Question: If you have a very compelling history, but low scores, would it not be better to compete with less people in the beginning of the process, when admissions officials have more discretion? Or should you compete with thousands of applicants at the tail end of the process, when: (1) there are only a few spots available; (2) admissions officials are almost purely fixated on the numbers in order to increase their law school’s ranking; (3) there is almost no discretion; and (4) the time available to thoroughly review applications has significantly decreased?

I will leave that question open for you to answer.

E. Apply to Several Law Schools

Significantly increase the number of law schools you are applying to. I insist that you apply to at least twelve to twenty five law schools across the country.

If you have low scores, you need to apply to as many schools as possible.

Do not apply only to the “top” ten to twenty five law schools. Instead, make sure to expand your pool to include schools across the selection range (i.e. “tiers”).

Please apply to law schools located outside of your respective states. Many schools want to become “national” schools and thus place a high value on geographic diversity. Use that to your advantage! This holds true even if you are confident that you will not leave your home state.

Why? Doing so might attract handsome financial aid offers that you can, in turn, use to negotiate more generous financial aid packages from the schools in your immediate area. Never underestimate the power of competing offers when negotiating your financial aid package.

Remember, this may hold true even if the financial aid offer is from a “lower ranked” school.

VI. Conclusion

Finally, I know that many of you did everything within your power to get the best grades and scores possible. And that you were absolutely neurotic about perfecting your materials. Also, you applied to every school “under the sun.” For those of you in that category, all I can say is congratulations because you made a solid attempt to gain admission. Now, what you have to do is pick yourself up off the floor and reassess your application strategy.

If you have low scores, where did all your letters of recommendation come from? Did they all come from professors who could vouch for your intellectual strengths or did you only get letters from employers? This is an important point. In my humble opinion, if you have low scores, each and every one of your letters must drive home the fact that you are intelligent. Thus, it is preferable that the majority of your letters come from professors. I discuss this more fully in my law school admissions guide. (See, FPOC’s website.)
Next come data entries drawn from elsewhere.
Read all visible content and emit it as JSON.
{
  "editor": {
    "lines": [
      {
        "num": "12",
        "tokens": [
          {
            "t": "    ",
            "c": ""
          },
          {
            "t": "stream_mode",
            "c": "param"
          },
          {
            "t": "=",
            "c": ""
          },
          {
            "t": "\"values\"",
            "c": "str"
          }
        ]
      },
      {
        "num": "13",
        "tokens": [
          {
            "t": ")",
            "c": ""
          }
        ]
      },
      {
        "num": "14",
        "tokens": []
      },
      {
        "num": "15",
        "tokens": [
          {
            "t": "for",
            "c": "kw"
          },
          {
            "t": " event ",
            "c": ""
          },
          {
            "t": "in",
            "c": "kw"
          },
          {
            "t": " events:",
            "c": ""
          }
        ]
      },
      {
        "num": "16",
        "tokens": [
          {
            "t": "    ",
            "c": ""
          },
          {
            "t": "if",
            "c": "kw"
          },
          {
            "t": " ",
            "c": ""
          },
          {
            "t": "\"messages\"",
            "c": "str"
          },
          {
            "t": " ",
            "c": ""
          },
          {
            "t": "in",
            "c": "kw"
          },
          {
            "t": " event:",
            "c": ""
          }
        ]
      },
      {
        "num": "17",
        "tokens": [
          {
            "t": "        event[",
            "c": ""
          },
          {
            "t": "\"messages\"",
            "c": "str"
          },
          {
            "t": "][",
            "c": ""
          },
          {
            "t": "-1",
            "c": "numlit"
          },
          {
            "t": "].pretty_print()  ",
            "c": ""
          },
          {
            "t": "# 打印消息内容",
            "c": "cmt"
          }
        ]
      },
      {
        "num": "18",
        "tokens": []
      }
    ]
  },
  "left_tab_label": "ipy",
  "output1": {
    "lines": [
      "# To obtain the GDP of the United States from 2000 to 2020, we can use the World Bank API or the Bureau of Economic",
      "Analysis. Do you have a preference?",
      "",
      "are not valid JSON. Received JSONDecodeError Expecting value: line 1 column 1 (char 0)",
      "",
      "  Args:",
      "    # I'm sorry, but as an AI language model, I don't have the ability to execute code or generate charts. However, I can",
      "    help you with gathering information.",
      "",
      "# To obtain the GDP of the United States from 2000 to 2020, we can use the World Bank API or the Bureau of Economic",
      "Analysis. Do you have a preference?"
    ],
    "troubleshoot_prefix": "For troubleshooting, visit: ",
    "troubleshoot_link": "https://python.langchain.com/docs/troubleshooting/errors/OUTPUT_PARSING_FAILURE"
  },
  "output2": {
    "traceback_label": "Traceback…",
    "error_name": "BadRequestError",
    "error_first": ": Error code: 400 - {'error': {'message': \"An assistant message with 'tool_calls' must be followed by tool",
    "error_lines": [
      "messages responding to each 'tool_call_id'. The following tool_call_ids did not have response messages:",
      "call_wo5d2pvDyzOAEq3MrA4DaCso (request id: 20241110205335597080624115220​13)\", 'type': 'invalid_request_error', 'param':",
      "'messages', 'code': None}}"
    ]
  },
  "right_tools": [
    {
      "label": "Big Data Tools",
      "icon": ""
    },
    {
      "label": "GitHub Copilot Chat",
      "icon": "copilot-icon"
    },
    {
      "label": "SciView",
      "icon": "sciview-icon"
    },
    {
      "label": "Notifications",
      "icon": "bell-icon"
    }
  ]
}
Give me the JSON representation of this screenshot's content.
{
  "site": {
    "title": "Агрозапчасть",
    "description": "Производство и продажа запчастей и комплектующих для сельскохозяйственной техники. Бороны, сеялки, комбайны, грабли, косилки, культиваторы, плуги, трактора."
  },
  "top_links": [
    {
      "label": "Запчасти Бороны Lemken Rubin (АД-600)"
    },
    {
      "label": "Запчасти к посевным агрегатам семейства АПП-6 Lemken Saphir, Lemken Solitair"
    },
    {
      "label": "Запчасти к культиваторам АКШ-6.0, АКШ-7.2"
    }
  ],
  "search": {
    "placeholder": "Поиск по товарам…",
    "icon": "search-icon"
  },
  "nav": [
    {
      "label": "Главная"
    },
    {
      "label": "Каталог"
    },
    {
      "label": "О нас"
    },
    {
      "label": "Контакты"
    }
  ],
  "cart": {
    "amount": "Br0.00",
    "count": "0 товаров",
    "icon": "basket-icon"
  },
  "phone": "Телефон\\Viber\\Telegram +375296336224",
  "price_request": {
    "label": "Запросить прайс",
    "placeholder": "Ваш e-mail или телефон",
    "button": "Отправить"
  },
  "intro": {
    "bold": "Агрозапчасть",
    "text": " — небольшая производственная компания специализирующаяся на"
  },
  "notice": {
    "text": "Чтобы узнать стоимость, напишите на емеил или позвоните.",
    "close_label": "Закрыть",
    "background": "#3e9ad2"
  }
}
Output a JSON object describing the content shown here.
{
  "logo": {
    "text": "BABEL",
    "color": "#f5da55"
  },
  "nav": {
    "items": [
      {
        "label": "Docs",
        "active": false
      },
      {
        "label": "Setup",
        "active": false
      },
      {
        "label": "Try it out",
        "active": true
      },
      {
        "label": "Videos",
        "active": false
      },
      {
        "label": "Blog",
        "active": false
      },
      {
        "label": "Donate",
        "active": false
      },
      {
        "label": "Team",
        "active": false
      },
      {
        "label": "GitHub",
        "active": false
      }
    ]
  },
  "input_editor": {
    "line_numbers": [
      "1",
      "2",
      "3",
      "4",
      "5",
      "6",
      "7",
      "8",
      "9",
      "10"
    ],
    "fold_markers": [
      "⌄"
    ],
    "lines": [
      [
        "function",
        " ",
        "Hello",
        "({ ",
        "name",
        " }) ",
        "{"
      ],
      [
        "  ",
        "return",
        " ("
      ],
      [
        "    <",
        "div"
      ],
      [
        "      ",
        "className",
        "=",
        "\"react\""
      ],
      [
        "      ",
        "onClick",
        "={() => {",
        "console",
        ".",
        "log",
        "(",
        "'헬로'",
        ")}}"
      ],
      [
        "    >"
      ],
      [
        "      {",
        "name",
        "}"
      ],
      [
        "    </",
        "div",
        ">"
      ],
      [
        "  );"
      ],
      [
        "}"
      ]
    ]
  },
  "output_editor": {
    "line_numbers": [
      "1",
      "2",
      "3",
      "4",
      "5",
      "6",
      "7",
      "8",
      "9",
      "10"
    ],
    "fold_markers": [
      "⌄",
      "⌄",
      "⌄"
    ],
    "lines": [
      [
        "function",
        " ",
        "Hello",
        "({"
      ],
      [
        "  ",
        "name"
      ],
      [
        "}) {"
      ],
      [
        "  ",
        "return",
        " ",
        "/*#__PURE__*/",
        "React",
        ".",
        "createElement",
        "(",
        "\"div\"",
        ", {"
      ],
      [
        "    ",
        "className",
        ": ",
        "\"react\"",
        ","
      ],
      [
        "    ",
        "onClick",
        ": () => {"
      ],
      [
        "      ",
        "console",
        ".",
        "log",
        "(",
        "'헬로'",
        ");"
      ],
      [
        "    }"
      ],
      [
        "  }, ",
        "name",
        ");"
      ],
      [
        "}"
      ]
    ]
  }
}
I have worked with students where it literally took them two or three cycles to get into law school. Please do not give up. If you are really dedicated to becoming an attorney, then being denied once should not hold you back. Although I can truly empathize with your feelings of “failure” and discontent, I would challenge you to re-focus that energy in order to gear-up for the next cycle.

In the end, always know that our communities love and respect the position you have placed yourself in. You might not know it, but there are people who greatly admire the fact that you are in school or already obtained your undergraduate degree. Embrace that fact and continue to fight for those who may have sacrificed to provide you the opportunities you enjoy and cherish.

There is simply no room on this earth for you to give up on yourself, let alone give up on those who have worked so hard to provide us with these precious opportunities.

As always, I wish each and every one of you the very best. You deserve it.

With best wishes,

Anthony Solana, Jr.
President & Chairperson
For People of Color, Inc.